More than twenty years ago there was an exhibit at the then Otis Art Institute called “Beyond Illustration.” It was a collection of artists who were working in what was then called “Lowbrow Art.” In the early 1990s these artists would form the initial phalanx of the school of art visible in Juxtapoz magazine. This art was considered lowbrow at the time primarily because it was illustrative in nature. It was representational, frequently narrative and generally highly chromatic. It was regarded at the time as a form of mass appeal eye candy. The “Beyond Illustration” show was a watershed that made the case this kind of art merited critical examination.
By the 21st century the shift in thinking has been complete. Now that we are living in an era of post post-modernism, all of the visual products of cultural history, including illustration, are considered by most critical observers to be, at least potentially, fine art.
Esao Andrews completed a BFA in Illustration at the School of Visual Arts in New York, has worked as a flash animator and produced work for DC Comics, so he is well grounded in the world of illustration and situated in the low-high barrier. He has developed an oeuvre with his painting that constitutes something of a sub-genre among younger artists. This increasingly populated niche is characterized by darkly fantastic visions derived from the world of childhood. These paintings conjoin fanciful and childlike elements within a richly rendered and painterly skin.
You might think of Andrews’ paintings as mutant fairytales for grown-up children. “Nina Madera,” a character in the Andrews lexicon, presents what could be a surrogate for the artist or viewer in contemplating these works. Nina is an elfin creature, seemingly standing on a cloud-covered promontory. There is a sweetness about Nina, in her outsized alpine cap and clothing, that evokes a sympathetic response. Then, with a kind of a start, the observer notices that Nina herself has two visages, a somewhat misshapen face that seems to convey both a pensive knowing guise and a sweet innocence. Not much lends itself to certain conclusions in the dark palette of this work. The haunted adult eye, gazing directly at the viewer from Nina’s mature avatar almost deflects attention away from the child’s second face, with its shyly downcast demeanor.

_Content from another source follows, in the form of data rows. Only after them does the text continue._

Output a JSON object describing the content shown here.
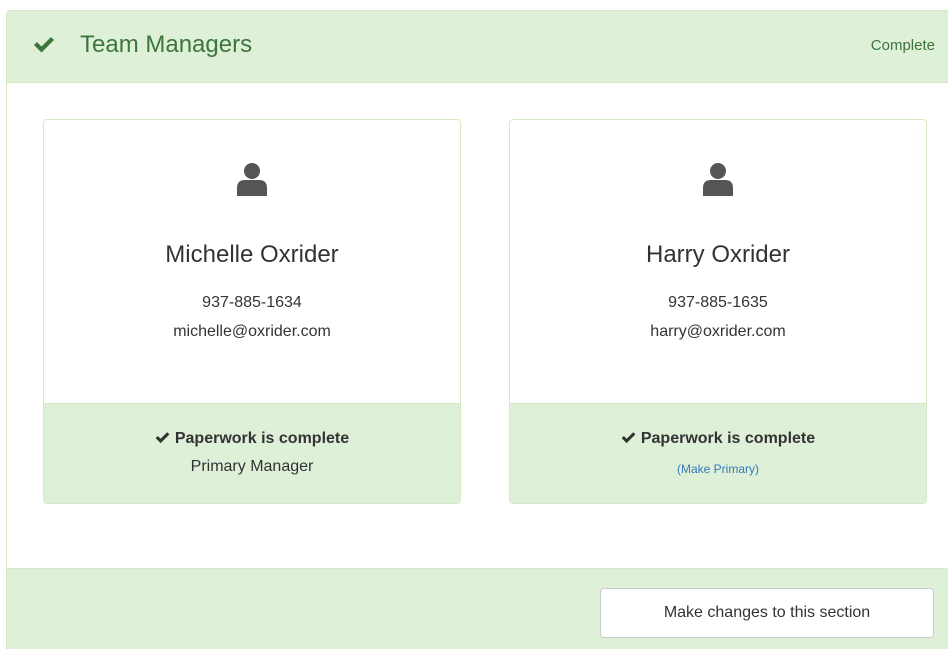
{
  "panel": {
    "title": "Team Managers",
    "status": "Complete",
    "title_icon": "check-icon"
  },
  "managers": [
    {
      "name": "Michelle Oxrider",
      "phone": "937-885-1634",
      "email": "michelle@oxrider.com",
      "paperwork_status": "Paperwork is complete",
      "role": "Primary Manager",
      "icon": "user-icon"
    },
    {
      "name": "Harry Oxrider",
      "phone": "937-885-1635",
      "email": "harry@oxrider.com",
      "paperwork_status": "Paperwork is complete",
      "action_link": "(Make Primary)",
      "icon": "user-icon"
    }
  ],
  "footer": {
    "button_label": "Make changes to this section"
  },
  "colors": {
    "success_bg": "#dff0d8",
    "success_border": "#d6e9c6",
    "success_text": "#3c763d",
    "link": "#337ab7",
    "text": "#333333",
    "icon": "#555555"
  }
}
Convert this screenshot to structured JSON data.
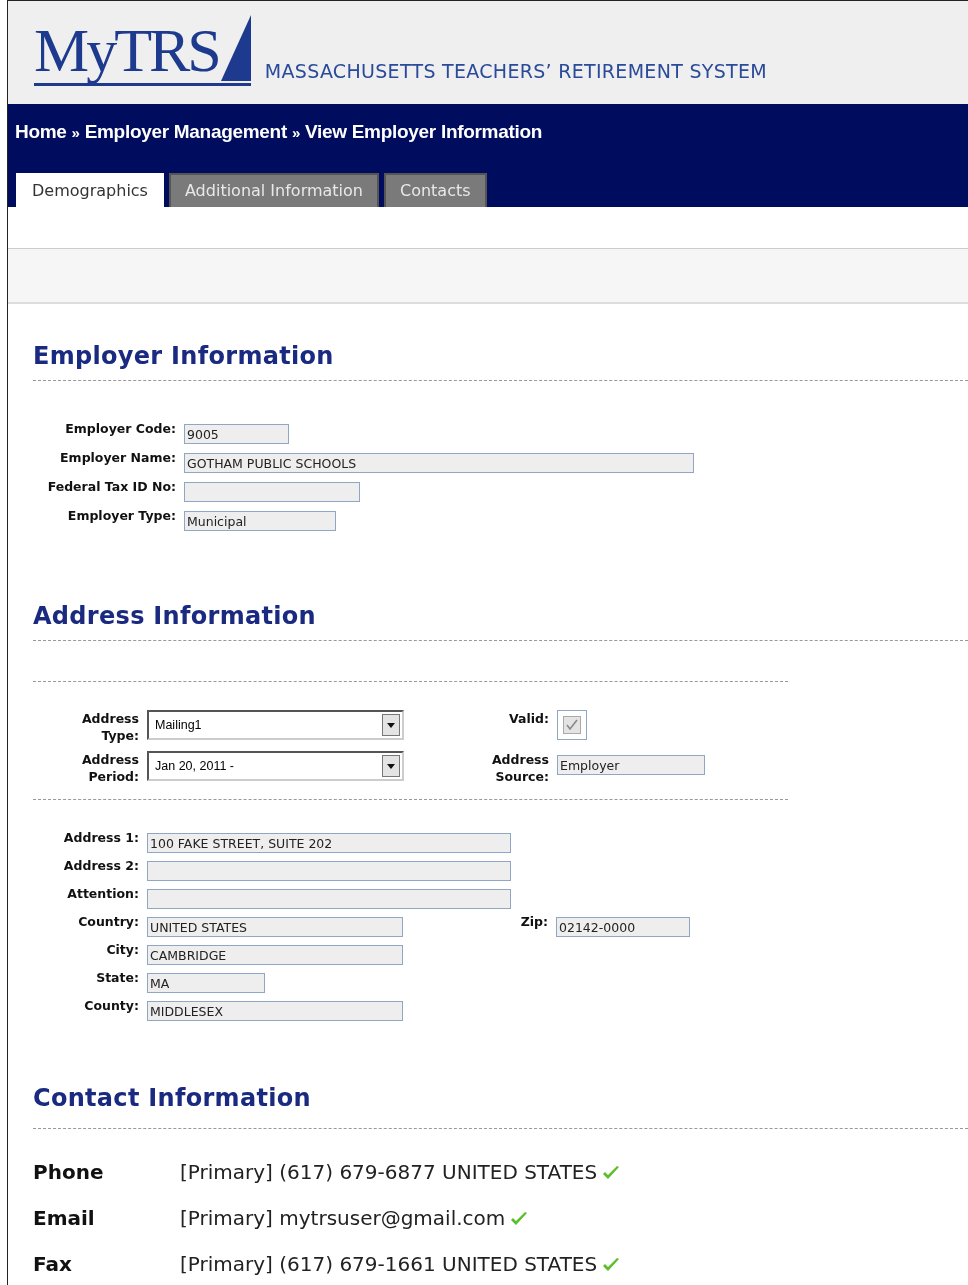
{
  "header": {
    "logo": "MyTRS",
    "title": "MASSACHUSETTS TEACHERS’ RETIREMENT SYSTEM"
  },
  "breadcrumb": {
    "separator": "»",
    "items": [
      "Home",
      "Employer Management",
      "View Employer Information"
    ]
  },
  "tabs": [
    {
      "label": "Demographics",
      "selected": true
    },
    {
      "label": "Additional Information",
      "selected": false
    },
    {
      "label": "Contacts",
      "selected": false
    }
  ],
  "employer_information": {
    "title": "Employer Information",
    "fields": [
      {
        "label": "Employer Code:",
        "value": "9005"
      },
      {
        "label": "Employer Name:",
        "value": "GOTHAM PUBLIC SCHOOLS"
      },
      {
        "label": "Federal Tax ID No:"
      },
      {
        "label": "Employer Type:",
        "value": "Municipal"
      }
    ]
  },
  "address_information": {
    "title": "Address Information",
    "address_type": {
      "label": "Address Type:",
      "value": "Mailing1"
    },
    "address_period": {
      "label": "Address Period:",
      "value": "Jan 20, 2011 -"
    },
    "valid": {
      "label": "Valid:",
      "checked": true,
      "disabled": true
    },
    "address_source": {
      "label": "Address Source:",
      "value": "Employer"
    },
    "fields": [
      {
        "label": "Address 1:",
        "value": "100 FAKE STREET, SUITE 202"
      },
      {
        "label": "Address 2:"
      },
      {
        "label": "Attention:"
      },
      {
        "label": "Country:",
        "value": "UNITED STATES"
      },
      {
        "label": "City:",
        "value": "CAMBRIDGE"
      },
      {
        "label": "State:",
        "value": "MA"
      },
      {
        "label": "County:",
        "value": "MIDDLESEX"
      }
    ],
    "zip": {
      "label": "Zip:",
      "value": "02142-0000"
    }
  },
  "contact_information": {
    "title": "Contact Information",
    "rows": [
      {
        "label": "Phone",
        "value": "[Primary] (617) 679-6877 UNITED STATES",
        "verified": true
      },
      {
        "label": "Email",
        "value": "[Primary] mytrsuser@gmail.com",
        "verified": true
      },
      {
        "label": "Fax",
        "value": "[Primary] (617) 679-1661 UNITED STATES",
        "verified": true
      }
    ]
  }
}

A more ambitious work is “Conjoined Bell” which, again, depicts an otherworldly and childlike female in an indistinct autumnal setting. This childlike creature seems to have three arms; one holds a sword, one an ancient flintlock rifle, and the third passively rests in the folds of clothing that greatly resemble brilliant butterfly wings. Curiously organic bells hang from twigs and branches that almost seem to grow from the youthful female. In a somewhat ambiguous manner, this highly pleasing but mysterious painting seems to be about metamorphosis, a multilevel progression from the human to the vegetative, from child to adult. The swirling orange background and autumn leaves at the female’s feet underscore this notion of transition.
Serpentine forms twist and turn into a balloon which hovers in the air in front of a beige curtain, bearing a young girl aloft in the painting titled “Balloon.” The sinuous animal forms that make up the parts of the balloon suggest some of the still life paintings of Baroque master Peter Paul Rubens. There is a depth of color and surface richness that is highly gratifying to the eye. But the air of mystery is inescapable. We seem to be gazing upon an unnamed microcosm and the destination of the young air-borne traveler is unknown. There is something subliminally fearsome about elements of the strangely biological balloon. Perhaps the artist is suggesting that our physicality is a component of our imagination, just as our luminous dreams are invested with shadows.
Published courtesy of ArtScene ©2009